Take these mirrors and turn them inward.

Allow the hoop to be included, as an extension of yourself.

As the mirrors (senses) turn inward you will Taste, Touch, Feel, Hear, and See what is inside YOU. Set an intention for your practice...

It could be anything... A good example is to focus on LOVE..... When you inhale, imagine the qualities

associated with receiving love.... When you exhale, focus on the qualities of giving or being love, etc.

Continue the breath/intention practice.

Allow yourself to be completely present with the practice.

Again, each time your mind wanders, return you're attention to your breath. Continue to link your intention to

the natural rhythm of your breath.

Feel the movement of the hoop against your body and freely follow the directions of the hoop.

Notice how the breath supports your movements.

As you inhale, the breath helps you feel lighter and expand.

As you exhale, you will feel added strength and support.

Inhale as you reach up or out.

Exhale as you contract.

Continue this for some time....

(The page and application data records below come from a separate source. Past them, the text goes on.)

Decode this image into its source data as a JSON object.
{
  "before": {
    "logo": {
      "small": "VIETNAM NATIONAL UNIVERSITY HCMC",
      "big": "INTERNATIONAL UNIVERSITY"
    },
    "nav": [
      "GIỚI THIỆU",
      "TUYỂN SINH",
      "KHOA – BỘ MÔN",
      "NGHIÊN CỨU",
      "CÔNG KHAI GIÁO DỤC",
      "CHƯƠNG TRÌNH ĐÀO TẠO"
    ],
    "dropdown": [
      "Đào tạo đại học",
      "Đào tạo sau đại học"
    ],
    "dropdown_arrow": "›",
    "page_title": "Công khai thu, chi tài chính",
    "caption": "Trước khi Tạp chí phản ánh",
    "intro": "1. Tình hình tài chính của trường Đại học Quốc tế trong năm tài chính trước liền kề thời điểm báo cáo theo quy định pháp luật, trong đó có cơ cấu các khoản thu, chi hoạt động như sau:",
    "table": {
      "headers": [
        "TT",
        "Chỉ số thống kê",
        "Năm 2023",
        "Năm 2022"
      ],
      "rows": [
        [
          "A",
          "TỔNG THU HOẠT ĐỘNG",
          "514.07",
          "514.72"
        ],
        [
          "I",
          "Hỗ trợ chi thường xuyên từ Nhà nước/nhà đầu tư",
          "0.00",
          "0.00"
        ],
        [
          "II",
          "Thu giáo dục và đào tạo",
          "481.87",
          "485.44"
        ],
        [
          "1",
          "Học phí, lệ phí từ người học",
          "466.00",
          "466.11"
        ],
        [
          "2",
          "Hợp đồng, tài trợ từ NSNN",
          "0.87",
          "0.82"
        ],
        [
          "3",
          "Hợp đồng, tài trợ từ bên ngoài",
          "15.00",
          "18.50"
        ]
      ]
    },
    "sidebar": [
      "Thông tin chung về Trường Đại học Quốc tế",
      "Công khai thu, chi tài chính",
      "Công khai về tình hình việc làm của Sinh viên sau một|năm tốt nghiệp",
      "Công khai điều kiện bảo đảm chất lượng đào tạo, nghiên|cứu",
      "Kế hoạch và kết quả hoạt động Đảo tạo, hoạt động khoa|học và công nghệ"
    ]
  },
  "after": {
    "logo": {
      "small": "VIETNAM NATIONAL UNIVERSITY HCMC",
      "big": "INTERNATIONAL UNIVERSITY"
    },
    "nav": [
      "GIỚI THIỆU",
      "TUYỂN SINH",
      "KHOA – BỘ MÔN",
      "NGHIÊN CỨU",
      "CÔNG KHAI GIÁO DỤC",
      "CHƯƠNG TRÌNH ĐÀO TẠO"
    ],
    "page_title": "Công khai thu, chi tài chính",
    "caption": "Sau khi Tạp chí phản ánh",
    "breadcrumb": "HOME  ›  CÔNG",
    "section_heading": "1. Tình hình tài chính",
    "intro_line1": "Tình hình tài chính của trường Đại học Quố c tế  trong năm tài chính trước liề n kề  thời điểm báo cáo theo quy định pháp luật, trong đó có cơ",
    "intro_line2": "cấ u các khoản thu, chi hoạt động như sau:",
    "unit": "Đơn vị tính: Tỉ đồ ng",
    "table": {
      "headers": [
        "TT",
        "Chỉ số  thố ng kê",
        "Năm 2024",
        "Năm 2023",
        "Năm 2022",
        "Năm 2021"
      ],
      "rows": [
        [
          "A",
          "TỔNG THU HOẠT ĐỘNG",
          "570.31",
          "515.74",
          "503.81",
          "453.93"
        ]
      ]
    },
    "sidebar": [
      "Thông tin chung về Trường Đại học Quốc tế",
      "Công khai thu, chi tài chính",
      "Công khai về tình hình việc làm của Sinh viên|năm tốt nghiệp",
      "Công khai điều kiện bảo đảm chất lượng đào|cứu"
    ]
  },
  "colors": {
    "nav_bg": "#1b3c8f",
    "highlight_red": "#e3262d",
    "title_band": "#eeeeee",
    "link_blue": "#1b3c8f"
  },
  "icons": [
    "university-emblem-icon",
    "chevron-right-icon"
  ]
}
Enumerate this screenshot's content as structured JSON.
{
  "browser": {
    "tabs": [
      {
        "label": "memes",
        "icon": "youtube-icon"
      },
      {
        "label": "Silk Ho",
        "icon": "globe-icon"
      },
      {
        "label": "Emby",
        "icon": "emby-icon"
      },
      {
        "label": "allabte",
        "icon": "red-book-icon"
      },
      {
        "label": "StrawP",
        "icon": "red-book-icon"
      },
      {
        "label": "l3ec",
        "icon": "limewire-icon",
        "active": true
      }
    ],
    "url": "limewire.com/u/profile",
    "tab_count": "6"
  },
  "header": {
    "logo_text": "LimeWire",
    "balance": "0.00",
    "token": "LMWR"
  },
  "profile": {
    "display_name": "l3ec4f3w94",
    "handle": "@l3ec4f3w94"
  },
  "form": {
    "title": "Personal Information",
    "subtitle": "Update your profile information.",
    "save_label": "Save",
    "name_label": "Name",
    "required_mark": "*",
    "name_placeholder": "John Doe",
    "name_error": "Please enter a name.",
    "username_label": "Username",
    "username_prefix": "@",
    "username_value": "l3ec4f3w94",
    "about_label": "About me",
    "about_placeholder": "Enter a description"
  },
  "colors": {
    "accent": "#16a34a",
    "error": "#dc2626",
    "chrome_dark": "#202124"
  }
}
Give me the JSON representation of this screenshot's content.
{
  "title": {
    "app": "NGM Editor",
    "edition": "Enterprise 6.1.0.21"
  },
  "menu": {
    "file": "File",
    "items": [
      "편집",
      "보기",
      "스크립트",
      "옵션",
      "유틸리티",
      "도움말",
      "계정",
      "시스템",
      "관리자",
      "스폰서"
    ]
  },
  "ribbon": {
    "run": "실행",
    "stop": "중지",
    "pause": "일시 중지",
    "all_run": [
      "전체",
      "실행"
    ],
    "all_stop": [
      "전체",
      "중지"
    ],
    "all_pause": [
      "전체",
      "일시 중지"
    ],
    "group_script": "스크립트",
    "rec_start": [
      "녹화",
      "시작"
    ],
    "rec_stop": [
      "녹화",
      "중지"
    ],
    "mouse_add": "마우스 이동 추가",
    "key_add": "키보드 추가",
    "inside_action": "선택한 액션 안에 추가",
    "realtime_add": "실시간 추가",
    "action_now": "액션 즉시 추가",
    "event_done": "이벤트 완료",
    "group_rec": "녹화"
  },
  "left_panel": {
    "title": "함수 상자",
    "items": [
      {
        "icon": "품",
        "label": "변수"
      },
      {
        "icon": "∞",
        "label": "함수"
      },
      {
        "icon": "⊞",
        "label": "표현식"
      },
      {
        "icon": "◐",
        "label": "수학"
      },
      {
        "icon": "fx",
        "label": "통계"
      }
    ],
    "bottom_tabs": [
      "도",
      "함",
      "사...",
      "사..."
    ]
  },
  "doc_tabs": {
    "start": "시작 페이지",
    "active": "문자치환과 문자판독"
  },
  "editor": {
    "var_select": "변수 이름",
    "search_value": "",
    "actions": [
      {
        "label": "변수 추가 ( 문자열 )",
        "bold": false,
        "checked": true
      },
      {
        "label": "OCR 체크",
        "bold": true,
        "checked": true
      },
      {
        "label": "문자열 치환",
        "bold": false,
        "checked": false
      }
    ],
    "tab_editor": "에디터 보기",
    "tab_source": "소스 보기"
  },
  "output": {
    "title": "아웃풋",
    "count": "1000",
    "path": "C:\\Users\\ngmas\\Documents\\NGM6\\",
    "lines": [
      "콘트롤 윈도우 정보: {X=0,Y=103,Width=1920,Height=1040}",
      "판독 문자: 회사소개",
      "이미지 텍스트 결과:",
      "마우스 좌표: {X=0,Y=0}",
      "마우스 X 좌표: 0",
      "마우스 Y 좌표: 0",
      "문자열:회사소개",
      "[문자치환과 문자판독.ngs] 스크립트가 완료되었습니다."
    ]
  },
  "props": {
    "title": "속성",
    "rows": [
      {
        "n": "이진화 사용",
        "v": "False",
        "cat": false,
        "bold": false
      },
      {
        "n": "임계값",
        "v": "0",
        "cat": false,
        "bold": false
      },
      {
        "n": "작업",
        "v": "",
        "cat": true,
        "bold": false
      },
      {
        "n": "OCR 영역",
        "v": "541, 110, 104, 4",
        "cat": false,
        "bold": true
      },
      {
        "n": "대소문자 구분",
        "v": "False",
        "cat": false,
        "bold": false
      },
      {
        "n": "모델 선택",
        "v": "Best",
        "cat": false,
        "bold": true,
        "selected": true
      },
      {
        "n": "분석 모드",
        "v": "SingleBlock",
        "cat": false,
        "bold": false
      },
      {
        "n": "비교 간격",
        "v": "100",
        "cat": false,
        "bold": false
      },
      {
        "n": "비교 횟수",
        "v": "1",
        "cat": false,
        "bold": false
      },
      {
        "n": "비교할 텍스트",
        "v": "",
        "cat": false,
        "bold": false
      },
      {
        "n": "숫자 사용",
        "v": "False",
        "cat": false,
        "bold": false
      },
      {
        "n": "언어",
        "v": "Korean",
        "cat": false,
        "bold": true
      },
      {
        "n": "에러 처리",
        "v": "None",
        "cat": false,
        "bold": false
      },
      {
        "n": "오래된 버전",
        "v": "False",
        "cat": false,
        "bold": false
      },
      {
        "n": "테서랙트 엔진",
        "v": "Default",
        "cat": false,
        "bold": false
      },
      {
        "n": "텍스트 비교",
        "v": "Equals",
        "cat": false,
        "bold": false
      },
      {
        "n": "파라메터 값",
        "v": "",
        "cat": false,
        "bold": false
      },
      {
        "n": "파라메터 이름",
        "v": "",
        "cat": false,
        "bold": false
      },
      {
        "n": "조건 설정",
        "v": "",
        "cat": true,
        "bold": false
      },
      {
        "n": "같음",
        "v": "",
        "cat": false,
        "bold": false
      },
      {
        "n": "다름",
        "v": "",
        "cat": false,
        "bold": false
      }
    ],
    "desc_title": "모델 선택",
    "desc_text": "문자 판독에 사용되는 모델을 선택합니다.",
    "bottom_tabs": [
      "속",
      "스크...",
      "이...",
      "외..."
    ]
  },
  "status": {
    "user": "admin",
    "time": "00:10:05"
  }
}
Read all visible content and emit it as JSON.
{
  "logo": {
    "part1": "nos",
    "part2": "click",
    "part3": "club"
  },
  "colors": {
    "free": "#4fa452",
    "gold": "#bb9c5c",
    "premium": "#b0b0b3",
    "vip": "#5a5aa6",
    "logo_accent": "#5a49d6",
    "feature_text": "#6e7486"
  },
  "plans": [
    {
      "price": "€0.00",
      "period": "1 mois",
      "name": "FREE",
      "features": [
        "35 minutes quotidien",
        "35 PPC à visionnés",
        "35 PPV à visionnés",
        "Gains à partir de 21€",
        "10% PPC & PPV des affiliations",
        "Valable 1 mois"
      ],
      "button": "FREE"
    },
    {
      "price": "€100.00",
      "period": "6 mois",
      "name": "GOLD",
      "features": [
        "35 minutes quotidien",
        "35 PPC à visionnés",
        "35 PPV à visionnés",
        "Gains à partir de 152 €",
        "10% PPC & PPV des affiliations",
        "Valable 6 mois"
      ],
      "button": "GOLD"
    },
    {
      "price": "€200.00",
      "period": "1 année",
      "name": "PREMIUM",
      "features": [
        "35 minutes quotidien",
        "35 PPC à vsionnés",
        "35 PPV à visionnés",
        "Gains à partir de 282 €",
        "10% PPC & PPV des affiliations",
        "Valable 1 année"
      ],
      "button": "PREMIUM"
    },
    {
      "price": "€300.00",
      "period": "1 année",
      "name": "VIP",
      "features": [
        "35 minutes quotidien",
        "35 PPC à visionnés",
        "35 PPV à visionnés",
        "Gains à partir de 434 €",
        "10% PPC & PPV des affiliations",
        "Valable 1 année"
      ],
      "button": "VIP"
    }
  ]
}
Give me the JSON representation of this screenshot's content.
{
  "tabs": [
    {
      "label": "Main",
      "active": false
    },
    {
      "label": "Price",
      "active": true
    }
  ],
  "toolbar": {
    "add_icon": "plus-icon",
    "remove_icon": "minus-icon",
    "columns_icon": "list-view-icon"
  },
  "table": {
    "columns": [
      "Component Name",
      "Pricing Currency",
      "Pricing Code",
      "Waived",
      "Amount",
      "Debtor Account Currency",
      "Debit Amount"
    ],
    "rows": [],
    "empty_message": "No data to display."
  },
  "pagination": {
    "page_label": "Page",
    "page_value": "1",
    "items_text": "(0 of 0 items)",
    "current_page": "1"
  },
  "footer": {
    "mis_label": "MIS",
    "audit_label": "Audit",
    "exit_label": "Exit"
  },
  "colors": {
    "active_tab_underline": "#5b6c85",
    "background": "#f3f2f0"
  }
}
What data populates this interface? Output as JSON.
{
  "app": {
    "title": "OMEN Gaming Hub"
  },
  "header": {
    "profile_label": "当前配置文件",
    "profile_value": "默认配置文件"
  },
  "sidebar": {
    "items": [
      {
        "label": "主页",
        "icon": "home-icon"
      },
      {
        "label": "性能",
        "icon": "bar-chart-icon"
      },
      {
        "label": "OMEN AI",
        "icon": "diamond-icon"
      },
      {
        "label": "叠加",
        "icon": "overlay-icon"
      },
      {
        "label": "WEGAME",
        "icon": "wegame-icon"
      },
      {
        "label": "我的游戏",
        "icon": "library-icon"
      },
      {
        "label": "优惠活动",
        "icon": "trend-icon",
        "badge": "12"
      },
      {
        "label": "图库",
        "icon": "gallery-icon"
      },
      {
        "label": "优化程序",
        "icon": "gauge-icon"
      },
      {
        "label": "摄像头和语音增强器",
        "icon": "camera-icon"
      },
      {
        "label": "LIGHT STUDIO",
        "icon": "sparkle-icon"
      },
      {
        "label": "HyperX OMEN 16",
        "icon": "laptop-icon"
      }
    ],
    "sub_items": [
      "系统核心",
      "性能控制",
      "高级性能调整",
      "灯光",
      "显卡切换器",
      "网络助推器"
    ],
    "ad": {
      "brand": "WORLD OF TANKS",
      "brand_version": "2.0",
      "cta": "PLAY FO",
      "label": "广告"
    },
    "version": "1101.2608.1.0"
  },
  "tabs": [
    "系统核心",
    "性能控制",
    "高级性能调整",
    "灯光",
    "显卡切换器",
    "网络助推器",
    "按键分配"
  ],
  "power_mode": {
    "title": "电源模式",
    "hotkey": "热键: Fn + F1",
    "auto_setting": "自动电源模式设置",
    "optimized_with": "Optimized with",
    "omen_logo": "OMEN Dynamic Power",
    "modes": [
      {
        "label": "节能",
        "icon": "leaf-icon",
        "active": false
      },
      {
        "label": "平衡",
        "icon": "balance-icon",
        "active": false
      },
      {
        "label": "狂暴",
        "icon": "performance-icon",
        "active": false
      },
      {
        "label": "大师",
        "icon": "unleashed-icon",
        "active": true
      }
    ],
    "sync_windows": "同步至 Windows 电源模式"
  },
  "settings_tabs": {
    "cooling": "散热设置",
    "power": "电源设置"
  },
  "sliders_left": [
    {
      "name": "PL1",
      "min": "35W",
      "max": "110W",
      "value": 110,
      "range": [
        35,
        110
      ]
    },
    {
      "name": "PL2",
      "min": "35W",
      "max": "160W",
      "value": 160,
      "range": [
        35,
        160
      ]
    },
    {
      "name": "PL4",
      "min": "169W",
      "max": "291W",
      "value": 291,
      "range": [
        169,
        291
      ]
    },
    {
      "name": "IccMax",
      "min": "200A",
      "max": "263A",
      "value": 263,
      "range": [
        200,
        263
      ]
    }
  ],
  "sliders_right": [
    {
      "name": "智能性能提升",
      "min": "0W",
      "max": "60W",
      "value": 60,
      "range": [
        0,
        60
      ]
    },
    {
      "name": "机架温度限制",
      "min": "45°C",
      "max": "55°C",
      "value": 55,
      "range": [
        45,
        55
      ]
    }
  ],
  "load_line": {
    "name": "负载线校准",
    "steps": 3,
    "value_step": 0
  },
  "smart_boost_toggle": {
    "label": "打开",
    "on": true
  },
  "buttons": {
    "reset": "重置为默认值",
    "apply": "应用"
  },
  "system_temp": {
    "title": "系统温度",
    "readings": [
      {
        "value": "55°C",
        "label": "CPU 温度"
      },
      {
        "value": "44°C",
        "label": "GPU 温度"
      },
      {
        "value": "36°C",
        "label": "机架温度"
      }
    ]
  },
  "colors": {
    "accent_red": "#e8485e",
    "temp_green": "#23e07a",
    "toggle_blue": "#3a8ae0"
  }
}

Eventually, with practice you're mind will be silent. This is the goal. To be fully present in the moment without
latent impressions. You are no longer judging or creating agreements with yourself. The cessation of the fluctuations of the mind opens you up to infinite possibilities.

As with all things, find your balance between what we create and what we experience. When we meditate, our minds are still. Residing in a peaceful and universal nature. It binds us together. When we are thinking; we are creating our experience through our individual body.

Focusing on a particular task is what evolves us and strengthens our minds. Take the time to refine both dynamics of awareness separately so that together, they can be stronger. (Thinking, and creating versus simply witnessing.)

Sarah Ann Hurwitz
Certified Yoga Instructor and Professional Hooper

*Please consider proper citation for any use of this and any entry. The Karmic Universe frowns upon plagiarism."